‘The river’s tale’: archaeology on the Thames foreshore in Greater London


Nathalie Cohen and Eliott Wragg with Jon Cotton and Gustav Milne


The River Thames foreshore – London’s longest open-air archaeological site – provides evidence for past environments and structures from prehistory to the present, from fish traps to ferry points, barges to bridges. An army of dedicated volunteers working across Greater London with MOLA’s flagship community archaeology project, the Thames Discovery Programme, and its predecessor, the Thames Archaeological Survey, record the fast-changing archaeology of the capital’s beaches, before it is washed away forever. Their work is presented here in a book which celebrates the history of the Thames.

This book has been funded by Thames Clippers, the Port of London Authority and Tower Bridge and we would like to thank all of those organisations for their support.

MOLA 2017 ISBN 978-1-907586-45-3 Pb 116pp col ills throughout


This book is a lovely telling of the story of the river and its people, from the prehistoric rural communities living on its banks right up to the current community of archaeologists surrounded by a modern metropolis recording the very evidence of that long relationship.
Archaeology Ireland 2018

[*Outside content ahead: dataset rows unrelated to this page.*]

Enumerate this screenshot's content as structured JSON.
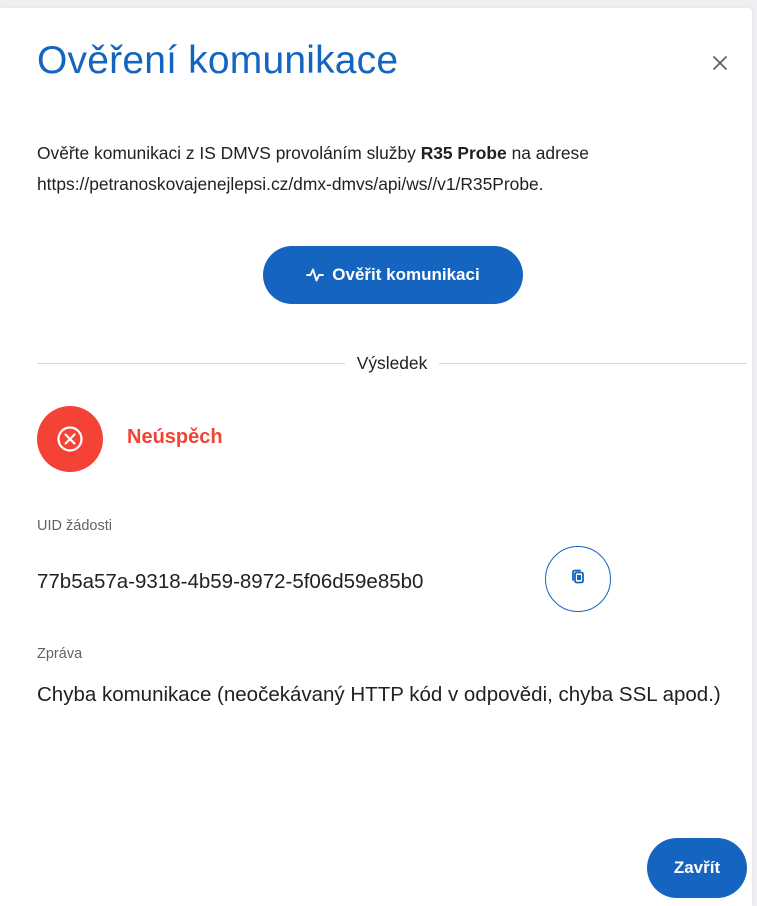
{
  "dialog": {
    "title": "Ověření komunikace",
    "close_icon": "close-icon",
    "description": {
      "before": "Ověřte komunikaci z IS DMVS provoláním služby ",
      "service": "R35 Probe",
      "after": " na adrese https://petranoskovajenejlepsi.cz/dmx-dmvs/api/ws//v1/R35Probe."
    },
    "verify_button": {
      "icon": "activity-icon",
      "label": "Ověřit komunikaci"
    },
    "divider_label": "Výsledek",
    "result": {
      "status": "error",
      "icon": "error-circle-icon",
      "label": "Neúspěch",
      "color": "#f44336"
    },
    "uid": {
      "label": "UID žádosti",
      "value": "77b5a57a-9318-4b59-8972-5f06d59e85b0",
      "copy_icon": "copy-icon"
    },
    "message": {
      "label": "Zpráva",
      "value": "Chyba komunikace (neočekávaný HTTP kód v odpovědi, chyba SSL apod.)"
    },
    "close_button_label": "Zavřít"
  },
  "colors": {
    "primary": "#1565c0",
    "error": "#f44336",
    "text": "#202124",
    "muted": "#5f6368"
  }
}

This nicely illustrated book is packed with information, and although aimed at the general reader, it is certain to appeal to all those interested in the history of London and the archaeology of riverine sites.
Michael Lewis in Medieval Archaeology 2018